New security system uses Wii technology and worries GOP
c/o The Hill.com
Several Republican lawmakers are worried about the privacy issues of a screening technology being developed by the government that combines a video game balancing device with thermal, ocular, respiratory, and cardiac monitors.
The technology is being developed by the Homeland Security department (DHS) and if approved could be used to spot potentially threatening people at airports, sports games, and border crossing areas.
MORE: DHS security system uses Wii technology, raises privacy concerns
Smart Grid gets knocked by NIST Smart Grid Privacy Group
In October through our excellent...group meeting discussions I expanded the possible smart grid privacy concerns list to 15. See my updated PDF, “Smart Grid Privacy Concerns: October 2009".Smuggler's Gulch Border Fence imperils California estuary
c/o San Diego Border Observer
Over the next few months, contractors will finish building a 15-foot-high steel mesh fence along the spine of the new berm and another, smaller earthen bridge across Goat Canyon, just to the west. Dirt roads will run along either side, and in most places, the primary barrier will be reinforced with a 10-foot-high chain-link fence on the north side. The new fencing joins a decades-old corrugated metal vehicle barrier a few hundred yards to the south; together, the three fences will create a three-tiered barrier between the United States and Mexico.
Real ID moves from D.O.A, to life support with $60 mil,
to simply being "in deep trouble"
Fusion centers still a massive concern for privacy advocates and bureaucrats
A major concern is the requirement to link all state driver's license databases via a central hub for data sharing.
States, too, have railed against Real ID as an unfunded federal mandate, and most have refused to participate. DHS Secretary Janet Napolitano was one of the first state officials to reject Real ID when she was the governor of Arizona -- and that makes it hard for her to push it on other states now.

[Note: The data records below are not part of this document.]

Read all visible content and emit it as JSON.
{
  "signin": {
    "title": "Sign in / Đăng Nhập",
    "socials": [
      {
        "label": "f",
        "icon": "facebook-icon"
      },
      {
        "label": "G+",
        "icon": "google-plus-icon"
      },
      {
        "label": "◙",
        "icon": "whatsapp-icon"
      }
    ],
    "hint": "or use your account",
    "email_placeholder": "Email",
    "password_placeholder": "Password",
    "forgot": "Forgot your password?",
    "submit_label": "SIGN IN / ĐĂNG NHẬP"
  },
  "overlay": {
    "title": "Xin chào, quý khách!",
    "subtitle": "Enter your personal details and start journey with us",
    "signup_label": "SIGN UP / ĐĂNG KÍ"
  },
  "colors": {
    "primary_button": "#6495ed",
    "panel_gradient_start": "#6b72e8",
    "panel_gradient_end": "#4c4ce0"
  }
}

"For all intents and purposes, Real ID has been put on the back burner," said Pam Dixon, executive director of the World Privacy Forum. "But it isn't dead yet."BTC - Downsize DC made tremendous gains for campaign acceptance by expanding their intent to repeal Real ID in Pennsylvania.